Reading the blogs at the Discovery Institute is always an educational experience. I’ve made it a point to regularly visit their “Evolution News & Views” blog. Evolution News & Views features a group of authors who support the notion of Intelligent Design (ID). It features op-eds and coverage of the latest happenings in the worlds of ID and evolution. Among its authors is Dr. Michael Egnor, who has been discussed on the Skeptics’ Guide mainly regarding his ongoing debate with Dr. Novella regarding dualism/materialism.
I consider it an educational experience because I am, as most of you can probably guess, not a proponent of the notion of ID. But I visit the blog to try to understand the “other side” of the debate. I go to read up on what their current best arguments are for ID, to study their tactics, and to occasionally play “Name That Logical Fallacy”.
This week, a post on the blog by Jonathan Wells endeavors to define Intelligent Design. It is a post adapted from his book, “The Politically Incorrect Guide to Darwinism and Intelligent Design“.
He defines Intelligent Design as the following:
Intelligent design maintains that it is possible to infer from empirical evidence that some features of the natural world are best explained by an intelligent cause rather than unguided natural processes. Since ID relies on evidence rather than on scripture or religious doctrines, it is not creationism or a form of religion.
I’ll be honest, when it comes to Intelligent Design, what I see is just a repackaged version of Creationism that attempts to keep the mention of religion or God out of the equation. So what is this “empirical evidence” that Wells describes? What empirical evidence suggests that Intelligent Design is a more viable notion than the theory of evolution?
When I do a quick search for the best lines of evidence for ID, all I come up with are counter-arguments to the theory of evolution such as irreducible complexity. It occurs to me that ID proponents are committing the logical fallacy of the false dichotomy here. If evolution is disproved, the only possible alternative is Intelligent Design.
Perhaps I’m not looking in the right places for the evidence for ID. Can anyone point me in the right direction?
ID does not deny the reality of variation and natural selection; it just denies that those phenomena can accomplish all that Darwinists claim they can accomplish.
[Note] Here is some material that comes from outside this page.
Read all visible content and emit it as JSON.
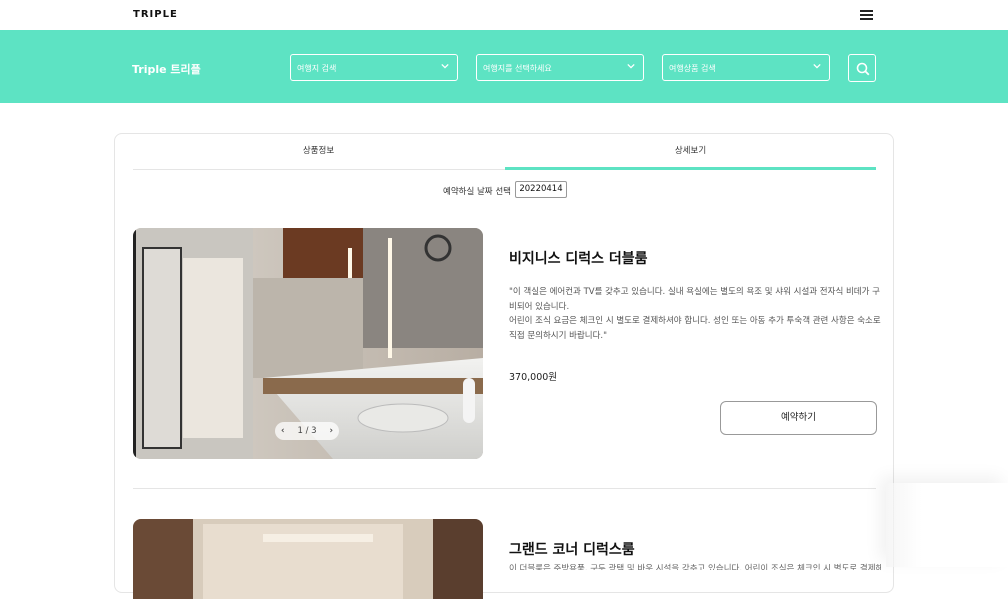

“Darwinists” is what ID proponents call people who accept the theory of evolution, It’s basically a propaganda tactic that attempts to paint evolution theory proponents as dogmatic and inflexible in their “beliefs”.
Alright, so according to ID proponents, I’m a Darwinist. I’m also a Newtonist, an Einsteinist, a Keplerist, and the list goes on.
Finally, Wells writes:
ID does not maintain that all species were created in their present form; indeed, some ID advocates have no quarrel with the idea that all living things are descended from a common ancestor. ID challenges only the sufficiency of unguided natural processes and the Darwinian claim that design in living things is an illusion rather than a reality.
Again, the same false dichotomy rears its ugly head. ID challenges evolution, if evolution is proven wrong, ID wins. But it seems that not everything is designed as intelligently as ID proponents would argue. Take the eye for example. I’ll refer you to a couple of excellent posts on Steve’s NeuroLogica Blog regarding the seemingly haphazard way that the eye is “designed”. Here, and here.
ID proponents have argued that ID is a scientific theory. To me, ID is simply Creationism wearing a shitty halloween costume. In order for it to be a viable scientific theory, it has to at least be testable and falsifiable. How can we test and falsify an all-powerful designer?